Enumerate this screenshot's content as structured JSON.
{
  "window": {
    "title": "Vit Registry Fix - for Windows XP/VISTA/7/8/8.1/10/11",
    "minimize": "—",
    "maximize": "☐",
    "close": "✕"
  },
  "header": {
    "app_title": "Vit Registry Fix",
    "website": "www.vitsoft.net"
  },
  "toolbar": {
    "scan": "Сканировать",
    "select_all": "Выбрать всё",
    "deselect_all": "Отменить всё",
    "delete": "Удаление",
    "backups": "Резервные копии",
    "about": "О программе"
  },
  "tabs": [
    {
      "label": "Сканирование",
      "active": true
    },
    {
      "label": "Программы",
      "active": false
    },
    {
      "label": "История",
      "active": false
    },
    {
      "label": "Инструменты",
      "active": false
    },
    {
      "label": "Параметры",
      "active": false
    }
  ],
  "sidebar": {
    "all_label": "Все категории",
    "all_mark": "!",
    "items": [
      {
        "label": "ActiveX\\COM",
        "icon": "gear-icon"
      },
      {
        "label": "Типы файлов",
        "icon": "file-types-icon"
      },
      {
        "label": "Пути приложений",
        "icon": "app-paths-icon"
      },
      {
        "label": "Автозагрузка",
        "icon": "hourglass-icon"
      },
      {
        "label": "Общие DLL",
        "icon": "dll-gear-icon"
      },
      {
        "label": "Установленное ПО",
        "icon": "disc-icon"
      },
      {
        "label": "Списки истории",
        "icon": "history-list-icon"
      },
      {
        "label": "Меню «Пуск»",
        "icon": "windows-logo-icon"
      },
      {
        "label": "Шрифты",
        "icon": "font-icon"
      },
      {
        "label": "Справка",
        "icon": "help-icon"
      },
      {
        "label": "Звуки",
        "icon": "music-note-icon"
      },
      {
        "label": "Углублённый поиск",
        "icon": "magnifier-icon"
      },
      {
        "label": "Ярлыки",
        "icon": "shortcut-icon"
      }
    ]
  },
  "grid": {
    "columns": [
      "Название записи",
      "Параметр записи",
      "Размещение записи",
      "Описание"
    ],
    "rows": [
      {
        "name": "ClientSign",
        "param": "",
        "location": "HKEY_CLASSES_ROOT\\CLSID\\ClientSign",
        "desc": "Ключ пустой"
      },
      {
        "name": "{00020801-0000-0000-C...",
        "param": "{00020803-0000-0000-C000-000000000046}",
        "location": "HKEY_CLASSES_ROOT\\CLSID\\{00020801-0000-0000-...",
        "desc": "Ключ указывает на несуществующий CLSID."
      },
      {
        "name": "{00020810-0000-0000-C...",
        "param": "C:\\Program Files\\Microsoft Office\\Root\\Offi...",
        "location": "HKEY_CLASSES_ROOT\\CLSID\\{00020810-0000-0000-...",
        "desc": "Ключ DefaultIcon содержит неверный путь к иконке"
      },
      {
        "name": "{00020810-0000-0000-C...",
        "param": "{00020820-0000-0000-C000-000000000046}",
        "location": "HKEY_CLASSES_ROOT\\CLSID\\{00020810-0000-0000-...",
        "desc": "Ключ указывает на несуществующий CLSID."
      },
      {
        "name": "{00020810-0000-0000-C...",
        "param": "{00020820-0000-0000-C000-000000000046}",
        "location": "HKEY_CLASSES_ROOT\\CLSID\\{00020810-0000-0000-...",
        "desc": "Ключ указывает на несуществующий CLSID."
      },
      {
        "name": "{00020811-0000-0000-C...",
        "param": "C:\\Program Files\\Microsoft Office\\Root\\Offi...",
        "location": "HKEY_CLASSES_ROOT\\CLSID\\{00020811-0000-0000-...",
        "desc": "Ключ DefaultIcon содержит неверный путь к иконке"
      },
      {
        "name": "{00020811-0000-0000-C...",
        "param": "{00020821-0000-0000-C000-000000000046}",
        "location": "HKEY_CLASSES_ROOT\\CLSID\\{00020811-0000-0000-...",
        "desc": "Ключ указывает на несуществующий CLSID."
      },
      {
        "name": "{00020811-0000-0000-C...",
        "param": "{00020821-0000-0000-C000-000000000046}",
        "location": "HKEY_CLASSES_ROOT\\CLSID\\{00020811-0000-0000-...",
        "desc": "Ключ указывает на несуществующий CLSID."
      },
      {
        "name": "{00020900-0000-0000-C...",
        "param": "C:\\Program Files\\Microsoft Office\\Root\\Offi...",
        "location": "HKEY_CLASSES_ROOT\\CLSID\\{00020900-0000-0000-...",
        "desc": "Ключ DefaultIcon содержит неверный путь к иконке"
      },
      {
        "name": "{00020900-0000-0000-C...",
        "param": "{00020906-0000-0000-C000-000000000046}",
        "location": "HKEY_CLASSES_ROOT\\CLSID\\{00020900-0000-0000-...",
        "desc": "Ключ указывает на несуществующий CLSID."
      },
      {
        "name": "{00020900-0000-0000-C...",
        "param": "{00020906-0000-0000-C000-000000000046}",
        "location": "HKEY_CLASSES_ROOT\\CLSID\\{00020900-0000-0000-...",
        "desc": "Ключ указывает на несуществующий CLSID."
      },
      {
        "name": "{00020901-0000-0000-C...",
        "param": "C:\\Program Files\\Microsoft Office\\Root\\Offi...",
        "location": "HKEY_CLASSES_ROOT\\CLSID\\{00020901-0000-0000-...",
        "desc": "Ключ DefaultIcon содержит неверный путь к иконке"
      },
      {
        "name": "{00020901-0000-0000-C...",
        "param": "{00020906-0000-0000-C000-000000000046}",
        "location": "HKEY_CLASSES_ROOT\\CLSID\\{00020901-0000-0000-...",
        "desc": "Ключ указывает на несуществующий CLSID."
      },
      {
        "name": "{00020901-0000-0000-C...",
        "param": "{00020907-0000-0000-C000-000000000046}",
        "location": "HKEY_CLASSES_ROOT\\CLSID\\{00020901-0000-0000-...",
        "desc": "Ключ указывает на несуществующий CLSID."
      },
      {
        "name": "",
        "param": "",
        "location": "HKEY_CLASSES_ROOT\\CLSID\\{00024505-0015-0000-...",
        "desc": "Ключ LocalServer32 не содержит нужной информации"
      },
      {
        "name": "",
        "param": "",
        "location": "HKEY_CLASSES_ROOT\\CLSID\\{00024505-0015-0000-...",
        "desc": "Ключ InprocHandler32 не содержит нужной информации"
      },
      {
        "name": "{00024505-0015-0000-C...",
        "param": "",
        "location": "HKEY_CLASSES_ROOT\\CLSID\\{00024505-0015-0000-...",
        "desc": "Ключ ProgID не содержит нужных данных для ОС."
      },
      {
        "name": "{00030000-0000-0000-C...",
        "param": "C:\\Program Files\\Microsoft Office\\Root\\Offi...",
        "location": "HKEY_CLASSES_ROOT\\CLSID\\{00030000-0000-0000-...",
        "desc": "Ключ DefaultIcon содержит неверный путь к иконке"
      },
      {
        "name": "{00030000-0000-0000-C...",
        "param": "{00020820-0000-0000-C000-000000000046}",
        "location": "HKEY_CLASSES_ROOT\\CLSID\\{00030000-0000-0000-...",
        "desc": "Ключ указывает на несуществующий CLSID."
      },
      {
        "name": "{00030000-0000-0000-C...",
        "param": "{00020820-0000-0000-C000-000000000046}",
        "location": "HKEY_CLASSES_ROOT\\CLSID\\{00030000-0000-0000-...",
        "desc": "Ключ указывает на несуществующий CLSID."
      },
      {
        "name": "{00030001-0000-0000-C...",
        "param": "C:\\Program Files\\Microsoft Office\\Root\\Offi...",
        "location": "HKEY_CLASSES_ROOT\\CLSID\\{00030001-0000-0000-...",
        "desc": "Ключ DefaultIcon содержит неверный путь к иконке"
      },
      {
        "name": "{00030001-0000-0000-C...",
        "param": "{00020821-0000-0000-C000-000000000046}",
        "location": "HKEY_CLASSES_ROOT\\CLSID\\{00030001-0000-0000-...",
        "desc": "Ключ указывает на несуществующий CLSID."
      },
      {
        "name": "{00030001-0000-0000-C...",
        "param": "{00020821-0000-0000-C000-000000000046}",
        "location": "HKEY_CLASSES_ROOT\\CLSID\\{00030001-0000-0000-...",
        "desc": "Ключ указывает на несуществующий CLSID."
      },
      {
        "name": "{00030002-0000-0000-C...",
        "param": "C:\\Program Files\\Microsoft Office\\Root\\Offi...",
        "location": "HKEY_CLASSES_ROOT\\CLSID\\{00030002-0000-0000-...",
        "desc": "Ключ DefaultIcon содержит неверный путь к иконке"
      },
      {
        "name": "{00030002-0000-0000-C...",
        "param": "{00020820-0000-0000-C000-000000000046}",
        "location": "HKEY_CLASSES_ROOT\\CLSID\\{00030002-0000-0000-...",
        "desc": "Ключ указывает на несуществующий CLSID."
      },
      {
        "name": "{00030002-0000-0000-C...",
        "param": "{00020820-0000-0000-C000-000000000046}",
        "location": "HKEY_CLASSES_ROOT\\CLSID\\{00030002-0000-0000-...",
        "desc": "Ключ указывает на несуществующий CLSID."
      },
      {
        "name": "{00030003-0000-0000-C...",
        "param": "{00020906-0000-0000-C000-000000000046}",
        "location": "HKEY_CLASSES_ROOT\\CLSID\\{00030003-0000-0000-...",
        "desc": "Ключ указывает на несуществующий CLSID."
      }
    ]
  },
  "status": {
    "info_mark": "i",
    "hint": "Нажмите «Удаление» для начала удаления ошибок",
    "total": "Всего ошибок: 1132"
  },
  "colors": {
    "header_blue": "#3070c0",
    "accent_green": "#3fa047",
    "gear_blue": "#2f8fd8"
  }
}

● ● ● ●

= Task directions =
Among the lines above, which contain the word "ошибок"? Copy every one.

= Answer to the problem =
    "hint": "Нажмите «Удаление» для начала удаления ошибок",
    "total": "Всего ошибок: 1132"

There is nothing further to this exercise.